Firstly, apologies for not posting anything in so long. I do have quite a few things to post but have been too busy with work and visitors and visiting to get any done.
Secondly, I haven’t been on WordPress for a while and, having flicked through just a few of the stories on my “reader”, it seems that I have missed a whole lot!! I’ll have to make time to read all your stories and life-changing events soon!
Now, on to today:
I was hoping to go for a walk with a friend today but unfortunately he had to work. Instead, I decided to stop off at Canisp on my way home and walk up it. I didn’t think I’d have time, given that it was the second shortest day of the year and I wasn’t even ready to leave until 10:30am, however I decided to walk out for 2.5 hours, or until the weather got too bad or I couldn’t be bothered walking anymore, then turn around.
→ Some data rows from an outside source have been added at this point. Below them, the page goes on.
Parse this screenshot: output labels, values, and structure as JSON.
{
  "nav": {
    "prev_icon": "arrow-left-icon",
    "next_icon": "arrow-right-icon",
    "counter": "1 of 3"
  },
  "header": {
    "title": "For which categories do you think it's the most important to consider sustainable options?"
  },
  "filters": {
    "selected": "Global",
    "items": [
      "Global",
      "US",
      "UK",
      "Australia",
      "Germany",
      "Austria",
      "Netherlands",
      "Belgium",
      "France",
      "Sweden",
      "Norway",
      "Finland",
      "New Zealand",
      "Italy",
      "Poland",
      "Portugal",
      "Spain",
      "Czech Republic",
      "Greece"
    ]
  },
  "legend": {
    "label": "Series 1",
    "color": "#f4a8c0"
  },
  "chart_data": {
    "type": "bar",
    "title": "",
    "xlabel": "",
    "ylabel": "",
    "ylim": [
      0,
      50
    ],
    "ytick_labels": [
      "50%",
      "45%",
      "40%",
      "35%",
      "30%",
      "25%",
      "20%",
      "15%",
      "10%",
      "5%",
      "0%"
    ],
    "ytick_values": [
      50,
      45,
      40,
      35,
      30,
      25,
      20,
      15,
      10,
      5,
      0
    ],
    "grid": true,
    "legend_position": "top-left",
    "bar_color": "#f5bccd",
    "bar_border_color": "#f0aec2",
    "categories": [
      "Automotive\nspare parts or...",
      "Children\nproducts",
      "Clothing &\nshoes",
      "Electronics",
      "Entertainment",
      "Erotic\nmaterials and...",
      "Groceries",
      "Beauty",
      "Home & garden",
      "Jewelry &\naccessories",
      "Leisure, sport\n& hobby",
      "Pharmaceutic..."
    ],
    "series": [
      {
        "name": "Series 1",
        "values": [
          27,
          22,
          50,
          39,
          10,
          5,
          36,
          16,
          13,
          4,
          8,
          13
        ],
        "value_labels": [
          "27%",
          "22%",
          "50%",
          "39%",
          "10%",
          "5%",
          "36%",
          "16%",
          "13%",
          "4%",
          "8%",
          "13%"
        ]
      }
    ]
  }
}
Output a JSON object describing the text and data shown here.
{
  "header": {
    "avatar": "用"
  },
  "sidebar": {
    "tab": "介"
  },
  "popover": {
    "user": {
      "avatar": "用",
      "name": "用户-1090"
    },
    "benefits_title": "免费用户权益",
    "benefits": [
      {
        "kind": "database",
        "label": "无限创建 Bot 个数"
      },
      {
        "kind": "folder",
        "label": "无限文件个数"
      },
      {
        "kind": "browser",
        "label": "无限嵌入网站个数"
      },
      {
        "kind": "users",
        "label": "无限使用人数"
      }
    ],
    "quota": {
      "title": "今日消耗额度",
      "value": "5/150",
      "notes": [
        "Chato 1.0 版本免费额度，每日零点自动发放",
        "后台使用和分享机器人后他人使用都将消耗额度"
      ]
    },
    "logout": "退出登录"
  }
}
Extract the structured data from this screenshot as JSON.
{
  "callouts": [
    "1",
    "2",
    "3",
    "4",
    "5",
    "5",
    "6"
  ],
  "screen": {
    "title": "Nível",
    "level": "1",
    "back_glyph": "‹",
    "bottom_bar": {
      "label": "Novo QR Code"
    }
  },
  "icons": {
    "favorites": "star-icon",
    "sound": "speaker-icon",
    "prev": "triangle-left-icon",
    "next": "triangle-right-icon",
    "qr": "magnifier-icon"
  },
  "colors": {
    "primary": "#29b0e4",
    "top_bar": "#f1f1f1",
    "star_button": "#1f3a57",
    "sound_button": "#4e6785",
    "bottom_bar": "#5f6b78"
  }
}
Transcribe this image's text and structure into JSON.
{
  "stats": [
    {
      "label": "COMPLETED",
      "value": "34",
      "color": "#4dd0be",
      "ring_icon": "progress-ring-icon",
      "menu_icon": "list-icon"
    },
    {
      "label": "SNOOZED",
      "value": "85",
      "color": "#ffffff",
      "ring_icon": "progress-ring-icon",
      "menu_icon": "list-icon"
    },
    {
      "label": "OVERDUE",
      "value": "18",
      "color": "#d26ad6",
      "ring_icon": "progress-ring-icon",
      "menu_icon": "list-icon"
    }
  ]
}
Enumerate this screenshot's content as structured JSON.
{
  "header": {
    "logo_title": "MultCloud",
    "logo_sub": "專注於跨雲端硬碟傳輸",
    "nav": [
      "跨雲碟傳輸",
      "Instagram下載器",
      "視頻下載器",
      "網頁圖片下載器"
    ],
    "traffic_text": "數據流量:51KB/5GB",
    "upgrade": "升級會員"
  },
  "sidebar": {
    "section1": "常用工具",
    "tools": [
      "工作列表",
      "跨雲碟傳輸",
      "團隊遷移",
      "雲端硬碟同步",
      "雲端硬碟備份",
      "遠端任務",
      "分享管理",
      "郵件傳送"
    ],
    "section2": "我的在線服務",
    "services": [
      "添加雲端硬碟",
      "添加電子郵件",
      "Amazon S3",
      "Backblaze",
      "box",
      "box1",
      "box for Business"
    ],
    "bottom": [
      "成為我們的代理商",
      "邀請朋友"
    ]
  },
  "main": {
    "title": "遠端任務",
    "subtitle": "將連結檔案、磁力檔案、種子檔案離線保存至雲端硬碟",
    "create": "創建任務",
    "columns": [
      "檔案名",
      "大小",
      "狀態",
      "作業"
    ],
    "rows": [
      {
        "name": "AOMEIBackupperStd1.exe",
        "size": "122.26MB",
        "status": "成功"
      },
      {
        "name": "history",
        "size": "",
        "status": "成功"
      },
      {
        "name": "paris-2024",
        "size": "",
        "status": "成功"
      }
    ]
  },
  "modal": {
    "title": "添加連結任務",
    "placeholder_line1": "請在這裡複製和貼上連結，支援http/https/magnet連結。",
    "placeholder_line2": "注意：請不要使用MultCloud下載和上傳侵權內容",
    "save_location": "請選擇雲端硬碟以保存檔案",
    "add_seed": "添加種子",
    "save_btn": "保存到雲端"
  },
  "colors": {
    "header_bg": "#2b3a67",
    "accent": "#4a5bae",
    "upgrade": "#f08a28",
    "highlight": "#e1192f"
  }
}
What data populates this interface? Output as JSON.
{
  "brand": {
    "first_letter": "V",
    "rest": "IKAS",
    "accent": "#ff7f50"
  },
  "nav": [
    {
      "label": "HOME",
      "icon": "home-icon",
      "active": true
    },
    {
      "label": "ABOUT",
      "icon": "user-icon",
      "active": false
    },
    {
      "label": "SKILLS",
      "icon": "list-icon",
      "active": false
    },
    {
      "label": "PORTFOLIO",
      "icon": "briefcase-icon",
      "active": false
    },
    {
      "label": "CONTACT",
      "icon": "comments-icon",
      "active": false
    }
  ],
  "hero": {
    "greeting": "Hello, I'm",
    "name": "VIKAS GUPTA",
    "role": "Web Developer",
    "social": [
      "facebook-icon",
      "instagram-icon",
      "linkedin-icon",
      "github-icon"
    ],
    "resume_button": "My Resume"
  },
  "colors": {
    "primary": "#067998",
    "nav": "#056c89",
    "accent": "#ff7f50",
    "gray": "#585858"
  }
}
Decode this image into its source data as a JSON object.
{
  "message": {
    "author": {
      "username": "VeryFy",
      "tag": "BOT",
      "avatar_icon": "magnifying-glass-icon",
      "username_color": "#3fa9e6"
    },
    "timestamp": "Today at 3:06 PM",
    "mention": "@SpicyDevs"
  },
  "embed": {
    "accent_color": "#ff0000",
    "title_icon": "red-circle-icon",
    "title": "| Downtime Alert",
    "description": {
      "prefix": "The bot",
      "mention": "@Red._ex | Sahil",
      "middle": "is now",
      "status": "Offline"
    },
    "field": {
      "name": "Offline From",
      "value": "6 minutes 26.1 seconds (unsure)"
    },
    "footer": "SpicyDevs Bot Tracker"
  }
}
This would give me enough time to get back to the car before complete dark.
The weather was “less than ideal” . . . . gusting around 40mph with occasional hail showers. I also hadn’t brought any proper hiking gear with me so had no compass, no map, no pack. Still, I’ve been planning to go up Canisp for months now and every time I drive past I think about it again so it seemed like a good idea. (I did have full waterproofs and took my phone and my emergency torch from the car)
It was fantastic! I walked mainly off the northern edge of the flank so I was sheltered from the worst of the wind (coming from the south west), but it was still pretty crazy. At one point I had to change my course to hug the bottom of the gully as the wind was too strong further out.
There was an exposed section up to the summit which I didn’t think I’d make it through, and was seriously considering turning back, but luckily the wind dropped for long enough to allow me to get up there, and back (just!).
As well as the wind, there was occasional stinging hail . . . at one point on the way back it got so bad I had to find a ledge of rock to put Merlin against and stand over and behind him to shelter him from the weather. Poor boy – he was fine with all the other rain, wind and hail, but this one was obviously hurting him. He kept trying to run away from it and it took me screaming at him to eventually get him to listen and come and take shelter.
I was surprisingly proud of myself for getting to the top. I guess it is my first really wintery walk (the ground was white, although I think it was just hail, not actually snow!), it was such an unplanned and unprepared trip, the weather conditions were fairly atrocious and I actually did really well. I didn’t fall over at all (despite being blow sideways/forwards/backwards several metres about 5 times), wasn’t cold and enjoyed myself. Oh, and did I mention I was wearing cheap gumboots???
Despite the weather I saw a grouse, a ptarmigan and two deer. Here are some pictures and some other interesting things I saw. (All photos taken on phone since, being entirely unprepared, I didn’t have a waterproof case for my phone, so had to use my camera case instead, leaving the camera in the car!)
Thrift, the small dead flowers in the front right of this photo, is generally a coastal plant, as indicated by its proper name “Armeria maritima”. However, it can often be found up high, especially on these quartzite hills. Similar barren conditions I guess. Bright green stuff to the left is clubmoss.
Part way up the hill I saw something that looked like a weathered red conglomerate sandstone. There shouldn’t be any of that on top of the quartzite, so I was thinking about what it could be, then remembered there are several sills (horizontal intrusions) of porphyry (an igneous rock with large feldspar crystals in a very fine grained granite-ish matrix) in it. Guess what it is called? “Canisp Porphyry” (you’d think I would’ve thought of that straight away). The rocks were so weathered that I didn’t recognise them. Once I realised, I was ridiculously excited about it. The porphyry in this photo is the two large red rocks a little way back in the photo.
The quartzite layer on Canisp is actually quite thin (as can be seen easily from the side profile of the hill). Here a gully has broken through the quartzite and is cutting quite deeply into the softer sandstone underneath. The red in the side of the gully, and the red stones in the bottom of the gully are sandstone, then you can see the contact with the quartzite where the rock changes to grey again. The sandstone also tends to have more soil (or peat) and vegetation on top because it is softer, erodes faster and has slightly more nutrients in it.
By the way, this is my new waterproof jacket. I’ll tell you more about it soon. So far it has been excellent!
No route map because (obviously) I was completely unprepared so had no logger with me! Apparently the walk is ~12km, 700m ascent (although the hill is 847m) and I took about 3hr 45min.